The NFL Players Association is currently investigating these claims. It should. And if it could be verified that a player’s non-vaccinated status played a part in his release, a civil lawsuit should be promptly filed on the player’s behalf.
Of course the National Football League has the built-in advantage of a private entity. It has the latitude to impose rules and regulations to those who freely choose to play in its realm — think of the kneel protest ban proposed circa 2016.
Not to stir up more outrage from the anti-vaxxers, but there is actually an obscure Supreme Court ruling that grants the government the right to punish individuals who refuse a mandated vaccine.
In the case of Jacobson vs. Massachusetts (Feb. 20, 1905), the Supreme Court ruled in a 7-2 majority against Pastor Henning Jacobson, who refused to pay a $5 fine for not getting the smallpox vaccination. Justice John Marshall Harlan wrote for the majority: “The good and welfare of the Commonwealth, of which the legislature is primarily the judge, is the basis on which the police power rests in Massachusetts.”
Now there’s a ruling overdue to be revisited. Though Pastor Jacobson didn’t cite religious freedom in his refusal — he and his son suffered health consequences from a previous vaccine — personal beliefs against receiving medical treatment have more currency these days than they did more than a century ago.

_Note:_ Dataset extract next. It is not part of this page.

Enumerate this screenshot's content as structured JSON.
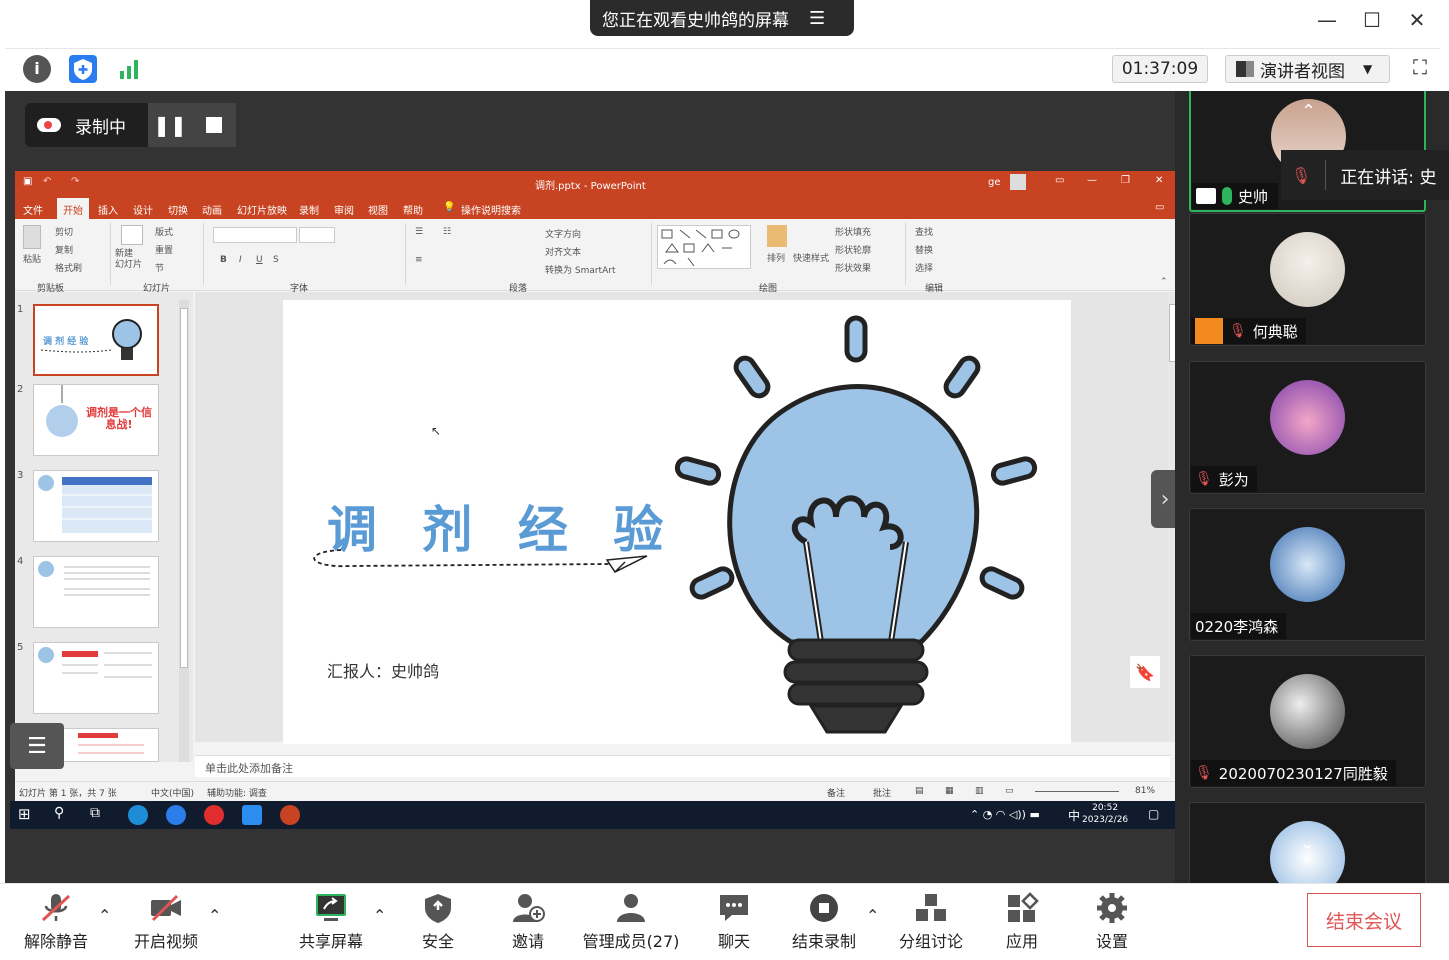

No one should be forced or coerced to get the vaccine, publicly or even privately. And I dare to include those working in the medical profession as well as students and teachers, though many schools have long since required other preventive vaccines.
Vaccine mandates cede too much high ground to the anti-vaxxers. And from such self-righteous perches, objectivity — like accurately weighing the pros and cons of COVID-19 vaccines — gets more easily cast off as cowardice.
To note, vaccine hesitancy is not just cornered by the QAnon crowd. Though it was an act of prudence, vaccine production and subsequent FDA approval was rushed if not time warped. Also, the oversell of vaccine effectiveness and safety naturally seems suspicious to a generation of MeTV viewers who suffer two or three Zantac class action ads every Columbo episode.
Even with mounting evidence showing that the vaccinated are less likely to be felled by COVID complications than the unvaccinated, there remains a level of uncertainty with the vaccines. Think of new car models. Unseen bugs always seem to rear their heads just to humble the geniuses.
But being able to attain such quick coast-to-coast access, this country is so much more ahead of the curve compared to the rest of the world. Vast real-time data should aid adjustments for proper post-vaccine behavior and to combat variants.
We’re closer to cornering this deadly opponent along the ropes and — with a little more self-sacrifice — knocking it out for good.
Make America Great Again? We’re in position to Make America Greater Than Ever Before.